### Interface dataset entries
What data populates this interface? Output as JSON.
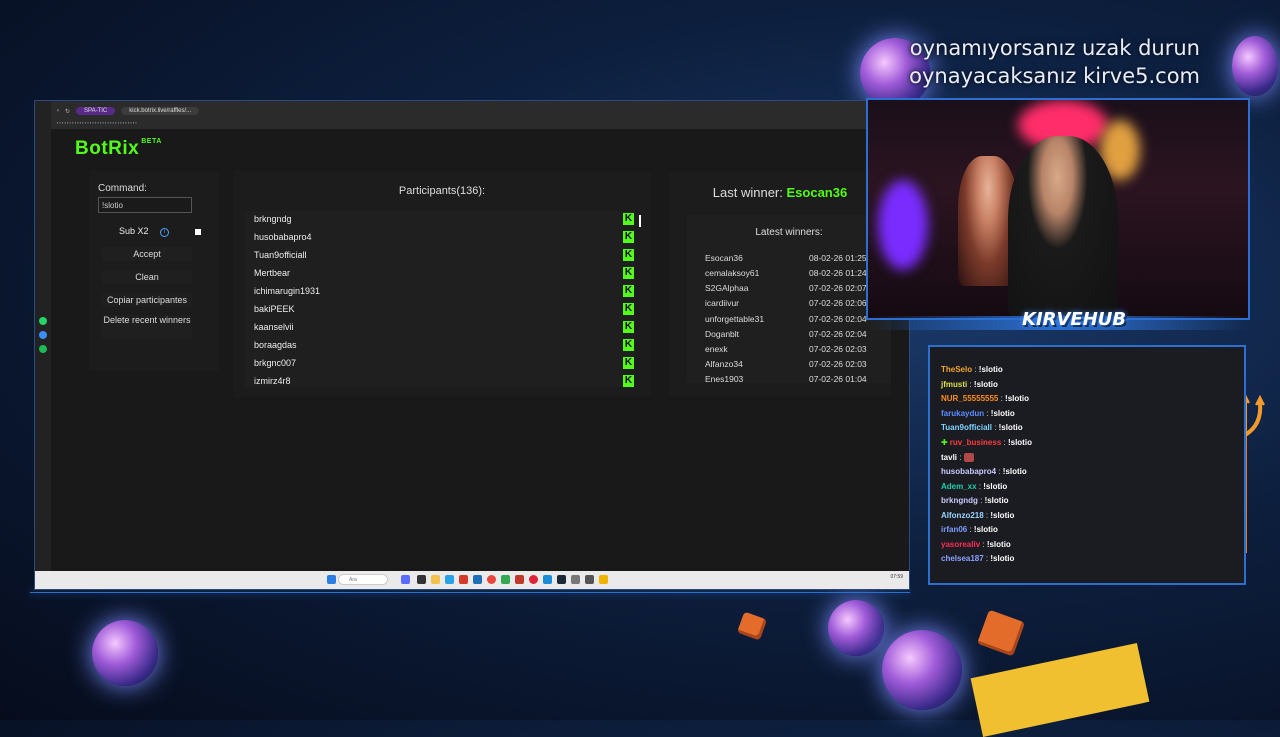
{
  "overlay": {
    "line1": "oynamıyorsanız uzak durun",
    "line2": "oynayacaksanız kirve5.com"
  },
  "browser": {
    "badge": "SPA-TIC",
    "url": "kick.botrix.live/raffles/..."
  },
  "botrix": {
    "logo": "BotRix",
    "beta": "BETA",
    "command_label": "Command:",
    "command_value": "!slotio",
    "sub_label": "Sub X2",
    "accept": "Accept",
    "clean": "Clean",
    "copy": "Copiar participantes",
    "delete": "Delete recent winners",
    "participants_title": "Participants(136):",
    "participants": [
      "brkngndg",
      "husobabapro4",
      "Tuan9officiall",
      "Mertbear",
      "ichimarugin1931",
      "bakiPEEK",
      "kaanselvii",
      "boraagdas",
      "brkgnc007",
      "izmirz4r8"
    ],
    "last_winner_label": "Last winner:",
    "last_winner_name": "Esocan36",
    "latest_winners_title": "Latest winners:",
    "winners": [
      {
        "name": "Esocan36",
        "date": "08-02-26 01:25"
      },
      {
        "name": "cemalaksoy61",
        "date": "08-02-26 01:24"
      },
      {
        "name": "S2GAlphaa",
        "date": "07-02-26 02:07"
      },
      {
        "name": "icardiivur",
        "date": "07-02-26 02:06"
      },
      {
        "name": "unforgettable31",
        "date": "07-02-26 02:04"
      },
      {
        "name": "Doganblt",
        "date": "07-02-26 02:04"
      },
      {
        "name": "enexk",
        "date": "07-02-26 02:03"
      },
      {
        "name": "Alfanzo34",
        "date": "07-02-26 02:03"
      },
      {
        "name": "Enes1903",
        "date": "07-02-26 01:04"
      }
    ]
  },
  "taskbar": {
    "search": "Ara",
    "clock": "07:59"
  },
  "cam": {
    "logo": "KIRVEHUB"
  },
  "chat": {
    "messages": [
      {
        "user": "TheSelo",
        "color": "#f5a623",
        "msg": "!slotio"
      },
      {
        "user": "jfmusti",
        "color": "#d9e24a",
        "msg": "!slotio"
      },
      {
        "user": "NUR_55555555",
        "color": "#ff8c1a",
        "msg": "!slotio"
      },
      {
        "user": "farukaydun",
        "color": "#5b8cff",
        "msg": "!slotio"
      },
      {
        "user": "Tuan9officiall",
        "color": "#7ed4ff",
        "msg": "!slotio"
      },
      {
        "user": "ruv_business",
        "color": "#ff3b3b",
        "msg": "!slotio",
        "badge": true
      },
      {
        "user": "tavli",
        "color": "#ffffff",
        "msg": "",
        "emote": true
      },
      {
        "user": "husobabapro4",
        "color": "#c9c9ff",
        "msg": "!slotio"
      },
      {
        "user": "Adem_xx",
        "color": "#19d1a8",
        "msg": "!slotio"
      },
      {
        "user": "brkngndg",
        "color": "#c9c9ff",
        "msg": "!slotio"
      },
      {
        "user": "Alfonzo218",
        "color": "#9ad4ff",
        "msg": "!slotio"
      },
      {
        "user": "irfan06",
        "color": "#7b9bff",
        "msg": "!slotio"
      },
      {
        "user": "yasorealiv",
        "color": "#ff2d55",
        "msg": "!slotio"
      },
      {
        "user": "chelsea187",
        "color": "#8aa2ff",
        "msg": "!slotio"
      }
    ]
  },
  "colors": {
    "kick_green": "#53fc18",
    "frame_blue": "#2c6fd0"
  }
}
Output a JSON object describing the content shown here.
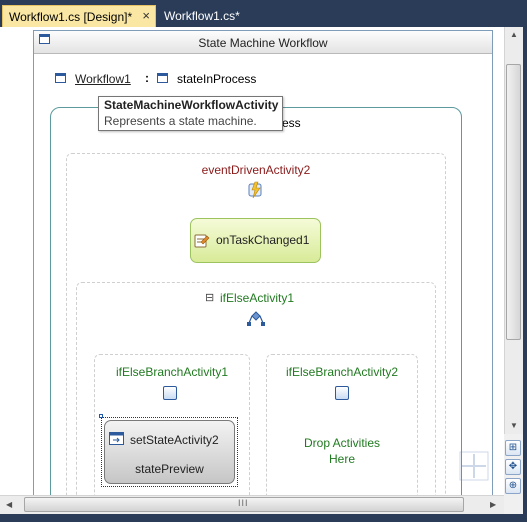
{
  "tabs": [
    {
      "label": "Workflow1.cs [Design]*",
      "active": true
    },
    {
      "label": "Workflow1.cs*",
      "active": false
    }
  ],
  "tab_close_glyph": "×",
  "workflow": {
    "title": "State Machine Workflow",
    "breadcrumb_root": "Workflow1",
    "breadcrumb_separator": ":",
    "breadcrumb_state": "stateInProcess",
    "state_title_partial": "ess"
  },
  "tooltip": {
    "title": "StateMachineWorkflowActivity",
    "description": "Represents a state machine."
  },
  "activities": {
    "event_driven": "eventDrivenActivity2",
    "on_task_changed": "onTaskChanged1",
    "if_else": "ifElseActivity1",
    "branch1": "ifElseBranchActivity1",
    "branch2": "ifElseBranchActivity2",
    "set_state": "setStateActivity2",
    "set_state_target": "statePreview",
    "drop_hint_line1": "Drop Activities",
    "drop_hint_line2": "Here"
  },
  "collapse_glyph": "⊟",
  "scroll": {
    "h_thumb_grip": "III"
  },
  "colors": {
    "tab_active": "#f9e7a3",
    "chrome": "#2b3c59",
    "connector_red": "#8b1a1a",
    "connector_green": "#217a21"
  },
  "icons": [
    "window-icon",
    "event-icon",
    "handle-external-event-icon",
    "ifelse-icon",
    "branch-icon",
    "set-state-icon",
    "zoom-icon",
    "pan-icon",
    "magnifier-icon"
  ]
}
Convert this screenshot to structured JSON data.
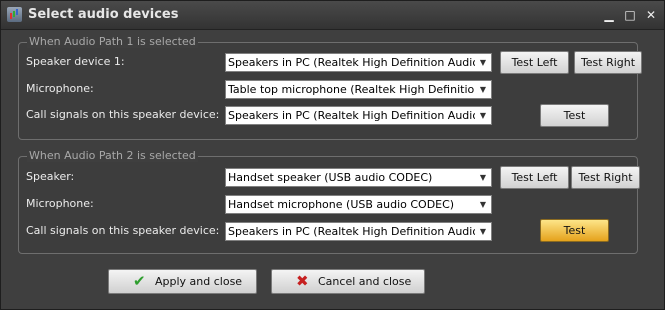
{
  "window": {
    "title": "Select audio devices",
    "minimize": "▁",
    "maximize": "□",
    "close": "✕"
  },
  "colors": {
    "active_button": "#f1b93a",
    "check_icon": "#2e9e2e",
    "x_icon": "#c62020"
  },
  "path1": {
    "legend": "When Audio Path 1 is selected",
    "speaker_label": "Speaker device 1:",
    "speaker_value": "Speakers in PC (Realtek High Definition Audio)",
    "mic_label": "Microphone:",
    "mic_value": "Table top microphone (Realtek High Definition Audio",
    "call_label": "Call signals on this speaker device:",
    "call_value": "Speakers in PC (Realtek High Definition Audio)",
    "test_left": "Test Left",
    "test_right": "Test Right",
    "test": "Test"
  },
  "path2": {
    "legend": "When Audio Path 2 is selected",
    "speaker_label": "Speaker:",
    "speaker_value": "Handset speaker (USB audio CODEC)",
    "mic_label": "Microphone:",
    "mic_value": "Handset microphone (USB audio CODEC)",
    "call_label": "Call signals on this speaker device:",
    "call_value": "Speakers in PC (Realtek High Definition Audio)",
    "test_left": "Test Left",
    "test_right": "Test Right",
    "test": "Test"
  },
  "footer": {
    "apply": "Apply and close",
    "cancel": "Cancel and close"
  }
}
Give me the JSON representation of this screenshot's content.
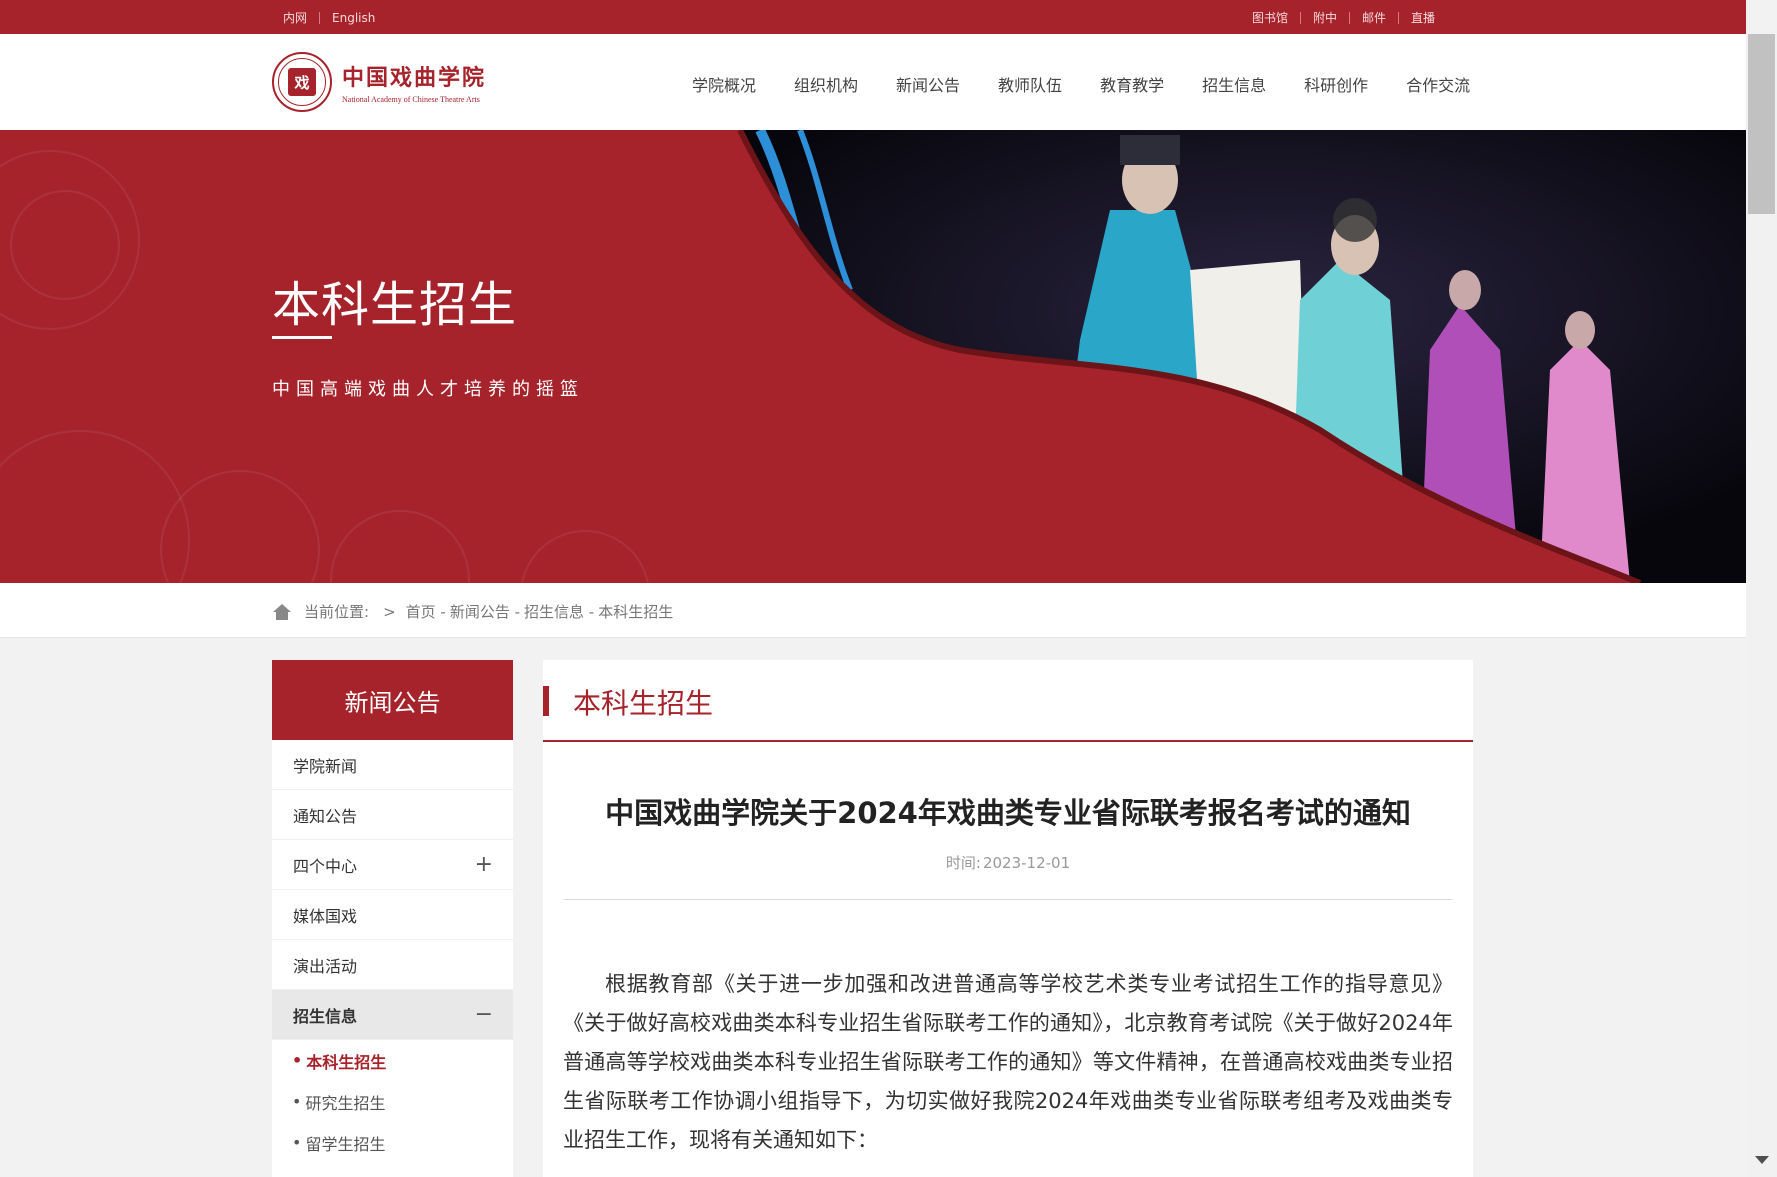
{
  "topbar": {
    "left_links": [
      "内网",
      "English"
    ],
    "right_links": [
      "图书馆",
      "附中",
      "邮件",
      "直播"
    ]
  },
  "header": {
    "logo_cn": "中国戏曲学院",
    "logo_en": "National Academy of Chinese Theatre Arts",
    "logo_seal_char": "戏",
    "nav": [
      "学院概况",
      "组织机构",
      "新闻公告",
      "教师队伍",
      "教育教学",
      "招生信息",
      "科研创作",
      "合作交流"
    ]
  },
  "banner": {
    "title": "本科生招生",
    "subtitle": "中国高端戏曲人才培养的摇篮"
  },
  "breadcrumb": {
    "label": "当前位置:",
    "arrow": ">",
    "items": [
      "首页 -",
      "新闻公告 -",
      "招生信息 -",
      "本科生招生"
    ]
  },
  "sidebar": {
    "heading": "新闻公告",
    "items": [
      {
        "label": "学院新闻",
        "sign": ""
      },
      {
        "label": "通知公告",
        "sign": ""
      },
      {
        "label": "四个中心",
        "sign": "+"
      },
      {
        "label": "媒体国戏",
        "sign": ""
      },
      {
        "label": "演出活动",
        "sign": ""
      },
      {
        "label": "招生信息",
        "sign": "−"
      }
    ],
    "subitems": [
      "本科生招生",
      "研究生招生",
      "留学生招生"
    ],
    "bullet": "•"
  },
  "content": {
    "section_title": "本科生招生",
    "article_title": "中国戏曲学院关于2024年戏曲类专业省际联考报名考试的通知",
    "date_label": "时间:",
    "date": "2023-12-01",
    "body": "根据教育部《关于进一步加强和改进普通高等学校艺术类专业考试招生工作的指导意见》《关于做好高校戏曲类本科专业招生省际联考工作的通知》，北京教育考试院《关于做好2024年普通高等学校戏曲类本科专业招生省际联考工作的通知》等文件精神，在普通高校戏曲类专业招生省际联考工作协调小组指导下，为切实做好我院2024年戏曲类专业省际联考组考及戏曲类专业招生工作，现将有关通知如下："
  },
  "colors": {
    "brand_red": "#a6232b",
    "background": "#f2f2f2"
  }
}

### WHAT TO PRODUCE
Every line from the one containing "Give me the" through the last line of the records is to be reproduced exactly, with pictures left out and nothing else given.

### SOLUTION TO THIS EXERCISE
Give me the JSON representation of this screenshot's content.
{
  "topbar": {
    "left_links": [
      "内网",
      "English"
    ],
    "right_links": [
      "图书馆",
      "附中",
      "邮件",
      "直播"
    ]
  },
  "header": {
    "logo_cn": "中国戏曲学院",
    "logo_en": "National Academy of Chinese Theatre Arts",
    "logo_seal_char": "戏",
    "nav": [
      "学院概况",
      "组织机构",
      "新闻公告",
      "教师队伍",
      "教育教学",
      "招生信息",
      "科研创作",
      "合作交流"
    ]
  },
  "banner": {
    "title": "本科生招生",
    "subtitle": "中国高端戏曲人才培养的摇篮"
  },
  "breadcrumb": {
    "label": "当前位置:",
    "arrow": ">",
    "items": [
      "首页 -",
      "新闻公告 -",
      "招生信息 -",
      "本科生招生"
    ]
  },
  "sidebar": {
    "heading": "新闻公告",
    "items": [
      {
        "label": "学院新闻",
        "sign": ""
      },
      {
        "label": "通知公告",
        "sign": ""
      },
      {
        "label": "四个中心",
        "sign": "+"
      },
      {
        "label": "媒体国戏",
        "sign": ""
      },
      {
        "label": "演出活动",
        "sign": ""
      },
      {
        "label": "招生信息",
        "sign": "−"
      }
    ],
    "subitems": [
      "本科生招生",
      "研究生招生",
      "留学生招生"
    ],
    "bullet": "•"
  },
  "content": {
    "section_title": "本科生招生",
    "article_title": "中国戏曲学院关于2024年戏曲类专业省际联考报名考试的通知",
    "date_label": "时间:",
    "date": "2023-12-01",
    "body": "根据教育部《关于进一步加强和改进普通高等学校艺术类专业考试招生工作的指导意见》《关于做好高校戏曲类本科专业招生省际联考工作的通知》，北京教育考试院《关于做好2024年普通高等学校戏曲类本科专业招生省际联考工作的通知》等文件精神，在普通高校戏曲类专业招生省际联考工作协调小组指导下，为切实做好我院2024年戏曲类专业省际联考组考及戏曲类专业招生工作，现将有关通知如下："
  },
  "colors": {
    "brand_red": "#a6232b",
    "background": "#f2f2f2"
  }
}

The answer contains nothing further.